[Recorded data]:
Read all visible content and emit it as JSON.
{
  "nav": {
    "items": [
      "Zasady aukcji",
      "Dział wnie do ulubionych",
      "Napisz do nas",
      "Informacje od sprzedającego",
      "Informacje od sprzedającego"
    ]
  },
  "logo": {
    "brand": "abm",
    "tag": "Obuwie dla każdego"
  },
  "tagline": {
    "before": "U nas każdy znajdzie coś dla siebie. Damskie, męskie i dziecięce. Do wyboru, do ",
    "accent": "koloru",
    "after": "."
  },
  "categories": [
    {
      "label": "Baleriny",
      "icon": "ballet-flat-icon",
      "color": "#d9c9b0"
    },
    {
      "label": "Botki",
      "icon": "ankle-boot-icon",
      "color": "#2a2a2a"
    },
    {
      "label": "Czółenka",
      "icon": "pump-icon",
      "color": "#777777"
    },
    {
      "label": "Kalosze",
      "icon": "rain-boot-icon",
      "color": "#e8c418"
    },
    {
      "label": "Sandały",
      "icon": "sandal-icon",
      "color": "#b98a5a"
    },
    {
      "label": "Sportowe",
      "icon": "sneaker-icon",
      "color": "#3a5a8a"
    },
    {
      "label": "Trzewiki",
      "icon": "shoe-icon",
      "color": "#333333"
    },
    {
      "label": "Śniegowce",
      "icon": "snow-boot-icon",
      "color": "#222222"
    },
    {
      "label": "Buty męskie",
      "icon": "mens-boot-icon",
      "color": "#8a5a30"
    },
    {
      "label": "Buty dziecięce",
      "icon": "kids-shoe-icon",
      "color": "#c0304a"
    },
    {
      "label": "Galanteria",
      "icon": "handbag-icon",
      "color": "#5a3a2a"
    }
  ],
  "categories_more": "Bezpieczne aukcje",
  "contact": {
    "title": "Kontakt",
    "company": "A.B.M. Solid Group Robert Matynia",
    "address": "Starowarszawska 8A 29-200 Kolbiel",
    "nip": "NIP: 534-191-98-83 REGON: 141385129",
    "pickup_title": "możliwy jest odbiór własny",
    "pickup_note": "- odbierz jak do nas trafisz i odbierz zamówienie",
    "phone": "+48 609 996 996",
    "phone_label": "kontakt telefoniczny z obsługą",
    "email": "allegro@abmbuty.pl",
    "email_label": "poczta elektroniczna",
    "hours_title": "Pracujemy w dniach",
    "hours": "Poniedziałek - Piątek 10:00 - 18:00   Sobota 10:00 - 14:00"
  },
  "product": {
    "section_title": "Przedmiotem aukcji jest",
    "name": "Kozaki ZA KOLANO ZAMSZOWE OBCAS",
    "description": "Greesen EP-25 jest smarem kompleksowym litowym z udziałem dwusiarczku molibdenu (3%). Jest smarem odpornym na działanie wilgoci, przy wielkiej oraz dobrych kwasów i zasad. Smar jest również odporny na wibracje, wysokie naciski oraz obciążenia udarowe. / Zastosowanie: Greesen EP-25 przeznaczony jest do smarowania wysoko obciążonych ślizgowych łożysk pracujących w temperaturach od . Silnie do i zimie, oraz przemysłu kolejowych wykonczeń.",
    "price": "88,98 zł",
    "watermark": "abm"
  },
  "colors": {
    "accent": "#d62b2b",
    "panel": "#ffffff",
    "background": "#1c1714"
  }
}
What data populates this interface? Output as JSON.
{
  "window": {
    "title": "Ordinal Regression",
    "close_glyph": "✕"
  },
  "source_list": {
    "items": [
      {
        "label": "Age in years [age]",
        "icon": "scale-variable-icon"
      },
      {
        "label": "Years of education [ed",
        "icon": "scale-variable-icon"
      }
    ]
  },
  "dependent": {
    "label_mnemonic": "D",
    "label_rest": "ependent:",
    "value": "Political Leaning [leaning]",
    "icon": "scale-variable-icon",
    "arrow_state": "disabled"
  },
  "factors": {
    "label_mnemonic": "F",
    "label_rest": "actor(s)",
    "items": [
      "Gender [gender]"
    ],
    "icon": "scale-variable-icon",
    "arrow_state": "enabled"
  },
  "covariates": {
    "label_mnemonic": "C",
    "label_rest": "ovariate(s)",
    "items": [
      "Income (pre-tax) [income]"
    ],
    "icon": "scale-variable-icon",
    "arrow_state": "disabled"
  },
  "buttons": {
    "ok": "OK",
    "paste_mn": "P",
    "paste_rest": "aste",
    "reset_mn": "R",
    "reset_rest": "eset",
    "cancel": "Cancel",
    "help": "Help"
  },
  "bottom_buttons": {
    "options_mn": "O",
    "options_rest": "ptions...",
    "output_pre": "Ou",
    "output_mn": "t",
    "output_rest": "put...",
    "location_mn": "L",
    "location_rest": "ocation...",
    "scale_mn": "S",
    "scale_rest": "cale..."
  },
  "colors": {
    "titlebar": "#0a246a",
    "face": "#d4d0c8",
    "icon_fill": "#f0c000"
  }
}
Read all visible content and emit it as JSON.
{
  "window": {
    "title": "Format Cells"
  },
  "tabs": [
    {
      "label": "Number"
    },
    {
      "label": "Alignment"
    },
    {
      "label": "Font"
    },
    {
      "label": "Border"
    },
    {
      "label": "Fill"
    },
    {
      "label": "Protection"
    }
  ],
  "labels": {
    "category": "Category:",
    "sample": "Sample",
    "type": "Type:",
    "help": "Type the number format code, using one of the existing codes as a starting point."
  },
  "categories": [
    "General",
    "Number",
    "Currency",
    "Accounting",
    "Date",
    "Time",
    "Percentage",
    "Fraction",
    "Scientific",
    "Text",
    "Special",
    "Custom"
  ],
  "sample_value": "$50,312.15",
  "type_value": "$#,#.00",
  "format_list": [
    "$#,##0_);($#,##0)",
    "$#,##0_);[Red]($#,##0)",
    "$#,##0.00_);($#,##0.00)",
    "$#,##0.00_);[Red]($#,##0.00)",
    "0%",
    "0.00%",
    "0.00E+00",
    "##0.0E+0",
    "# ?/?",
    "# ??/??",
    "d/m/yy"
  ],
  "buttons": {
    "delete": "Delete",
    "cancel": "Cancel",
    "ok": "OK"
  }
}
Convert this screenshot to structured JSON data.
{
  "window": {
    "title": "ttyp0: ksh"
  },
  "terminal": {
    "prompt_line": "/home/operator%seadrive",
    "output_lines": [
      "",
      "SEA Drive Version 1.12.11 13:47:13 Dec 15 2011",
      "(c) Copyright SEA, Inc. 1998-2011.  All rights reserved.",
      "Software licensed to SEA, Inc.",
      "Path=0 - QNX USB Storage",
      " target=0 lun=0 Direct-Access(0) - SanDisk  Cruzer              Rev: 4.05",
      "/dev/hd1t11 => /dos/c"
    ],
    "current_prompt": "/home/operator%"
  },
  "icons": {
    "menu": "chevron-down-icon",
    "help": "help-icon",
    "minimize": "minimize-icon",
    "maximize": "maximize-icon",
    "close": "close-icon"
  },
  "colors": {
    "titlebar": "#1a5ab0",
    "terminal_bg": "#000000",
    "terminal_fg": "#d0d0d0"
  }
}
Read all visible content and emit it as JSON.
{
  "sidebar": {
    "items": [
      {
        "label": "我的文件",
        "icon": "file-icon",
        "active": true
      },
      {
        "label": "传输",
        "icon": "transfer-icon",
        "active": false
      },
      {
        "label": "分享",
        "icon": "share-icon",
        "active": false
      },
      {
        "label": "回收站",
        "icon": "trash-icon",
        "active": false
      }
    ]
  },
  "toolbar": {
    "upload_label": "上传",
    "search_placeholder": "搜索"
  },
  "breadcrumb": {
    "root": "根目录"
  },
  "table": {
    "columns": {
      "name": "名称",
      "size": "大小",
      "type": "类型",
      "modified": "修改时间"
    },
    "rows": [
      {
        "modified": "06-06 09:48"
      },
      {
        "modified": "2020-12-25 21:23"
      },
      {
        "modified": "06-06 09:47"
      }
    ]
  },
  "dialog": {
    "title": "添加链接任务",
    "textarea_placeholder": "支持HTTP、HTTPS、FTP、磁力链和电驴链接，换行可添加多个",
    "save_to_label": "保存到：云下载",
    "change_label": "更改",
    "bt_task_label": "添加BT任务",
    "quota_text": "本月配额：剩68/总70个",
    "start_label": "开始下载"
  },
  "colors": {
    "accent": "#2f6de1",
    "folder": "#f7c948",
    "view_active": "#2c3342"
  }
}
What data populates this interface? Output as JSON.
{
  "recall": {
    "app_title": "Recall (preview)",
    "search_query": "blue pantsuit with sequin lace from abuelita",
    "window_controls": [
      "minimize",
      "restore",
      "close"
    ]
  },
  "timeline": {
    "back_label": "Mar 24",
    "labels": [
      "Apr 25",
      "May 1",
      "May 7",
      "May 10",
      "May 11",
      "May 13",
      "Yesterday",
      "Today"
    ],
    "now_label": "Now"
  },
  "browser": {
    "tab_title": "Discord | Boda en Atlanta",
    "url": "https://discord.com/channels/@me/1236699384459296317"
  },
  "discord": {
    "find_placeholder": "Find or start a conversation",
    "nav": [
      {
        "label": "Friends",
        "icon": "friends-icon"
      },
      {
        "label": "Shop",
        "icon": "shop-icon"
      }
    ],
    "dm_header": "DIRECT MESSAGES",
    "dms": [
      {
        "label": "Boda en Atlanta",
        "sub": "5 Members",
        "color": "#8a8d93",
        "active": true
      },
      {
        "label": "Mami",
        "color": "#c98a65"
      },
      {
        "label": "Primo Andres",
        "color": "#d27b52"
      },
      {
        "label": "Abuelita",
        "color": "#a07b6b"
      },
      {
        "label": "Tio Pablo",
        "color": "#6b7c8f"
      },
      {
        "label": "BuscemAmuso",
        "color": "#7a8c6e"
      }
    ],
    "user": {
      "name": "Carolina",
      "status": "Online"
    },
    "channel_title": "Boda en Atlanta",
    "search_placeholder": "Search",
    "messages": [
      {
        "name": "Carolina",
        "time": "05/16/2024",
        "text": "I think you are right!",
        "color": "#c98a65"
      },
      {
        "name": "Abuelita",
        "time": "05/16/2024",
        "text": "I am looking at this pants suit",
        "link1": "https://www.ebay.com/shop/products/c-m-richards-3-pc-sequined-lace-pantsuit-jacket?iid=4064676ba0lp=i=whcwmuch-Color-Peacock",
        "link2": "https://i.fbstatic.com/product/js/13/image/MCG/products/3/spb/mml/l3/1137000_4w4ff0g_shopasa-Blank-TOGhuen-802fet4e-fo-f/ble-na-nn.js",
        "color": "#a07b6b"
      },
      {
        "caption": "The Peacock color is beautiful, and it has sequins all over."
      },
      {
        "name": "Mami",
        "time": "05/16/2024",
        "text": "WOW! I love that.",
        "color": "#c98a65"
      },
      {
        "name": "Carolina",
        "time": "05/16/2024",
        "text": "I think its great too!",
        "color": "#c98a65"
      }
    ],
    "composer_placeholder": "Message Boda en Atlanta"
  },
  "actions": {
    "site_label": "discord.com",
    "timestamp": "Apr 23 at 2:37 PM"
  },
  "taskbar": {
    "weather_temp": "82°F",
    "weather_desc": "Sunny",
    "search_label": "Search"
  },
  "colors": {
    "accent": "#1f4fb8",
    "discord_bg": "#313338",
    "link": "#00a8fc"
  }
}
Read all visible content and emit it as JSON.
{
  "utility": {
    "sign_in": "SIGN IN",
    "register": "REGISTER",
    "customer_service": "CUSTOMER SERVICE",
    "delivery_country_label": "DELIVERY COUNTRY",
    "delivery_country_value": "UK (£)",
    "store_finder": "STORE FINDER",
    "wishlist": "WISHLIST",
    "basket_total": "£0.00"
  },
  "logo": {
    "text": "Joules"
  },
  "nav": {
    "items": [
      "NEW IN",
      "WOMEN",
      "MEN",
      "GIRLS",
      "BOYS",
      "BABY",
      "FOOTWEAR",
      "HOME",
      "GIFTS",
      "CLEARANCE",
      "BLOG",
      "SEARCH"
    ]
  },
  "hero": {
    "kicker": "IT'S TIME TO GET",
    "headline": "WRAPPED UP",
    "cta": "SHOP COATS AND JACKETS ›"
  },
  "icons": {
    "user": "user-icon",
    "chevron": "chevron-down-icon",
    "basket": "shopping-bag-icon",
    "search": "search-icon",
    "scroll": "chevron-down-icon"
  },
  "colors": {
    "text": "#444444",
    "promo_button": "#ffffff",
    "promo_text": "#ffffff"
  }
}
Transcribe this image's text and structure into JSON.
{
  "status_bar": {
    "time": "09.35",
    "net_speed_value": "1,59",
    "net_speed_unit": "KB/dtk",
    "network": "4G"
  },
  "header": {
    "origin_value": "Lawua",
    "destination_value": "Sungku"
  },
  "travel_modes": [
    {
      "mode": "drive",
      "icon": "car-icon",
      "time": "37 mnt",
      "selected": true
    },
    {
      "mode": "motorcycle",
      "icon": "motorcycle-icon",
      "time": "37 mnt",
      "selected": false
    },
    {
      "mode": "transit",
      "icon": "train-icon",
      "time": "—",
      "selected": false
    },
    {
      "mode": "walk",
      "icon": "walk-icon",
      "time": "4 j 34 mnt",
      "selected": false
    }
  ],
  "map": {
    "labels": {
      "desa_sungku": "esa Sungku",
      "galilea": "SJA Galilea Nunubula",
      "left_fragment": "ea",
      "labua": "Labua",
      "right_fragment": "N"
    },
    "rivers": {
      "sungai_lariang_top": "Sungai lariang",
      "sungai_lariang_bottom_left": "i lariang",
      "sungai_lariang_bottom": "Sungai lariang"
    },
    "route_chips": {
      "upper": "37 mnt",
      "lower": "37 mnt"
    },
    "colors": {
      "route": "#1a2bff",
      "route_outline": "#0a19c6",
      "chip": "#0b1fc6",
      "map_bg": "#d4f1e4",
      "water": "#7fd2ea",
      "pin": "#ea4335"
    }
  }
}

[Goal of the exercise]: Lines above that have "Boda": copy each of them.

[Solution to the exercise]:
    "tab_title": "Discord | Boda en Atlanta",
        "label": "Boda en Atlanta",
    "channel_title": "Boda en Atlanta",
    "composer_placeholder": "Message Boda en Atlanta"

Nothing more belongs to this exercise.